Entire sand and leaf mound covered with 2nd concrete casting. You can also build a “foot” on top to stabilize the bowl or birdbath.

Now mix up another batch of sand and Portland cement. The batch size will depend upon how large your project is. Add the water/fortifier and iron oxide colorant to the dry mix until you get a cookie dough/toothpaste consistency. A stiff consistency is important in this second batch, particularly if the sand mound has steep sides. A too-wet mixture will slump. Start with a large dollop of concrete placed on the top/center of the mound and pat downward/outward. Depending upon the size of the bowl, the thickness of the concrete at the center of the design should be a minimum ½”-3/4” thick for strength, thinning out slightly towards the edges. Make sure that the leaves are covered with at least ¼” of concrete. If you want symmetry in the finished piece, try to keep the concrete smooth and even where the “lip” of your bowl or birdbath is being formed. If you want a looser, more organic look, let the concrete relax.
In hot weather, cover the concrete with plastic and keep out of the sun. Whatever the weather, allow at least 5 to 7 days for curing.
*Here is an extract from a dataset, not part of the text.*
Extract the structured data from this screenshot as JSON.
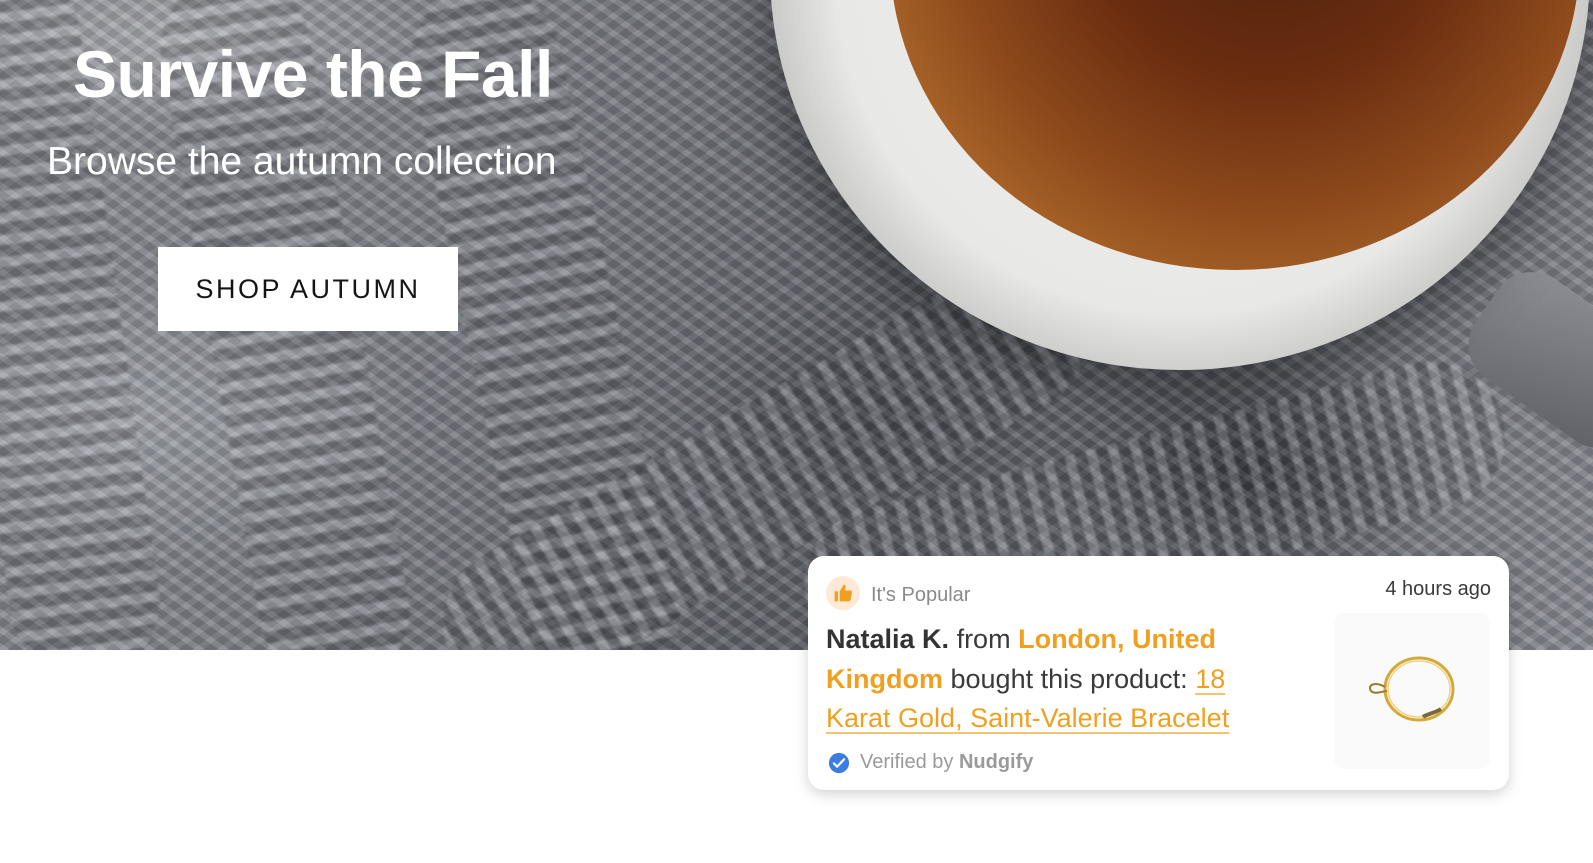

If the bowl is large, it can crack due to the mechanical stresses of de-molding. Gingerly flip the bowl, brush off any excess sand, scrub and rinse with water. If the lip of the bowl is too rough and craggy for your tastes, gently smooth with a file or coarse sandpaper.

As mentioned earlier, use my birdbath as a starting point. All kinds of design possibilities exist: bordering leaves with marbles, stones or mosaics; making an assortment of different sizes, shapes and colors of leaves to create a leaf mosaic; sculpting sand to create fluted edges, paw or hand prints; embedding coils of clay to fashion more elaborate designs not possible in sand. And the shapes don’t even have to be vessels- what about flat wall hangings? Or picture frames using cast leaves as the border? Stay tuned!
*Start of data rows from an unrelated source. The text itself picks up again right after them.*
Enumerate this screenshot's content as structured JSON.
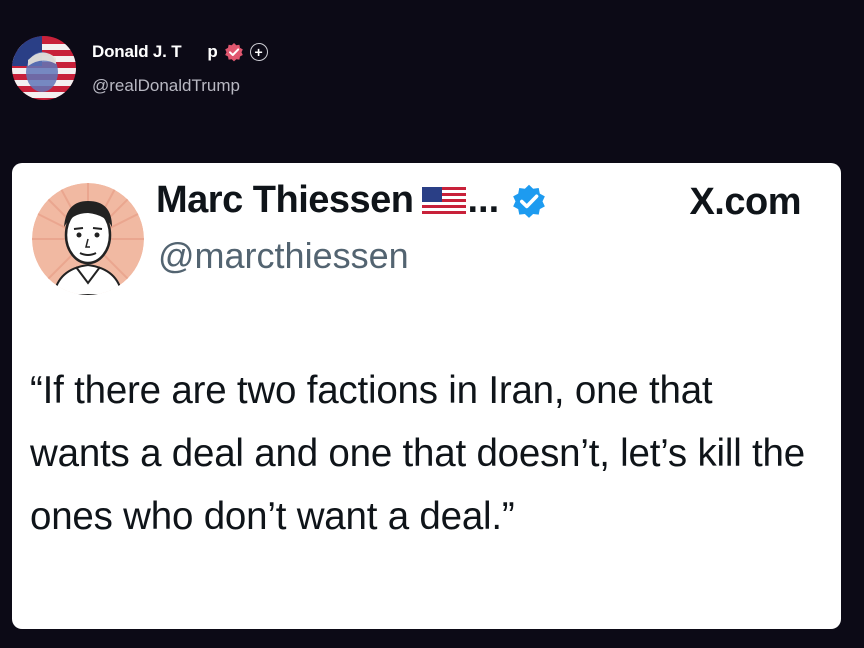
{
  "post": {
    "author_name": "Donald J. T",
    "author_name_tail": "p",
    "author_handle": "@realDonaldTrump",
    "follow_label": "+"
  },
  "quoted": {
    "name": "Marc Thiessen",
    "ellipsis": "...",
    "handle": "@marcthiessen",
    "source": "X.com",
    "text": "“If there are two factions in Iran, one that wants a deal and one that doesn’t, let’s kill the ones who don’t want a deal.”"
  },
  "icons": {
    "author_badge": "verified-badge-icon",
    "quoted_badge": "verified-badge-icon",
    "flag": "us-flag-icon"
  },
  "colors": {
    "background": "#0c0a16",
    "card": "#ffffff",
    "text": "#0f1419",
    "handle": "#536471",
    "verified_blue": "#1d9bf0",
    "author_badge_pink": "#e0576f"
  }
}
If you’ve never made leaf casts before, you can skip the two-toned bowl and make plain leaves using the principals outlined in this article.